WORK ORDER:
Would you output all the data exactly as it stands?

==== LISTED RECORDS

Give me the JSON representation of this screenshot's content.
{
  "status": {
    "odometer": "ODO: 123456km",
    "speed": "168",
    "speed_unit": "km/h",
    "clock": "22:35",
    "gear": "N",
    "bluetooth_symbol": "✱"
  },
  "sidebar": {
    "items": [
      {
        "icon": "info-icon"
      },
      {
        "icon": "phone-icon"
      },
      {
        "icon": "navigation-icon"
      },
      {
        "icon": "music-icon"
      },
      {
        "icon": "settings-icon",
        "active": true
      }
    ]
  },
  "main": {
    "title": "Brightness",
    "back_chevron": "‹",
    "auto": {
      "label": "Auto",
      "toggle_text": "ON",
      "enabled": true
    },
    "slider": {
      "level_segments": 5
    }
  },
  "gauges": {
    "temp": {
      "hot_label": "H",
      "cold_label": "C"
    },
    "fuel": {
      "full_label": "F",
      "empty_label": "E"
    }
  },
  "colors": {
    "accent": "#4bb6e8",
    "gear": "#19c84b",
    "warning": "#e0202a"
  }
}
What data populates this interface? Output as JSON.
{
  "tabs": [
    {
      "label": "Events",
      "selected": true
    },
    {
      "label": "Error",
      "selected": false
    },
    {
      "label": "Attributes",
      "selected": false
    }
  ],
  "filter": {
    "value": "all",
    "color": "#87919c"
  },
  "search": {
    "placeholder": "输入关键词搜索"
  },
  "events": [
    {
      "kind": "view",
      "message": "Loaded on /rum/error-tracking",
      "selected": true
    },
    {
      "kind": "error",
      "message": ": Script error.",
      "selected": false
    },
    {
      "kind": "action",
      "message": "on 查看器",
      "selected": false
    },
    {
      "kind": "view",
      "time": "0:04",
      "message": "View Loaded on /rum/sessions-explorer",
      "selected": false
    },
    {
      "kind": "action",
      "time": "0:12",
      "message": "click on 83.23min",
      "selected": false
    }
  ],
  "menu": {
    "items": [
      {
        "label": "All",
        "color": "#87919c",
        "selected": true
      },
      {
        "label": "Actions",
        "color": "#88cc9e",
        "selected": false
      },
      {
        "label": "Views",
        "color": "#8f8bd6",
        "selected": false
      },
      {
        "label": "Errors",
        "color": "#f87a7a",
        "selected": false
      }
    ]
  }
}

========

ANSWER SPACE:
Give me the JSON representation of this screenshot's content.
{
  "status": {
    "odometer": "ODO: 123456km",
    "speed": "168",
    "speed_unit": "km/h",
    "clock": "22:35",
    "gear": "N",
    "bluetooth_symbol": "✱"
  },
  "sidebar": {
    "items": [
      {
        "icon": "info-icon"
      },
      {
        "icon": "phone-icon"
      },
      {
        "icon": "navigation-icon"
      },
      {
        "icon": "music-icon"
      },
      {
        "icon": "settings-icon",
        "active": true
      }
    ]
  },
  "main": {
    "title": "Brightness",
    "back_chevron": "‹",
    "auto": {
      "label": "Auto",
      "toggle_text": "ON",
      "enabled": true
    },
    "slider": {
      "level_segments": 5
    }
  },
  "gauges": {
    "temp": {
      "hot_label": "H",
      "cold_label": "C"
    },
    "fuel": {
      "full_label": "F",
      "empty_label": "E"
    }
  },
  "colors": {
    "accent": "#4bb6e8",
    "gear": "#19c84b",
    "warning": "#e0202a"
  }
}
What data populates this interface? Output as JSON.
{
  "tabs": [
    {
      "label": "Events",
      "selected": true
    },
    {
      "label": "Error",
      "selected": false
    },
    {
      "label": "Attributes",
      "selected": false
    }
  ],
  "filter": {
    "value": "all",
    "color": "#87919c"
  },
  "search": {
    "placeholder": "输入关键词搜索"
  },
  "events": [
    {
      "kind": "view",
      "message": "Loaded on /rum/error-tracking",
      "selected": true
    },
    {
      "kind": "error",
      "message": ": Script error.",
      "selected": false
    },
    {
      "kind": "action",
      "message": "on 查看器",
      "selected": false
    },
    {
      "kind": "view",
      "time": "0:04",
      "message": "View Loaded on /rum/sessions-explorer",
      "selected": false
    },
    {
      "kind": "action",
      "time": "0:12",
      "message": "click on 83.23min",
      "selected": false
    }
  ],
  "menu": {
    "items": [
      {
        "label": "All",
        "color": "#87919c",
        "selected": true
      },
      {
        "label": "Actions",
        "color": "#88cc9e",
        "selected": false
      },
      {
        "label": "Views",
        "color": "#8f8bd6",
        "selected": false
      },
      {
        "label": "Errors",
        "color": "#f87a7a",
        "selected": false
      }
    ]
  }
}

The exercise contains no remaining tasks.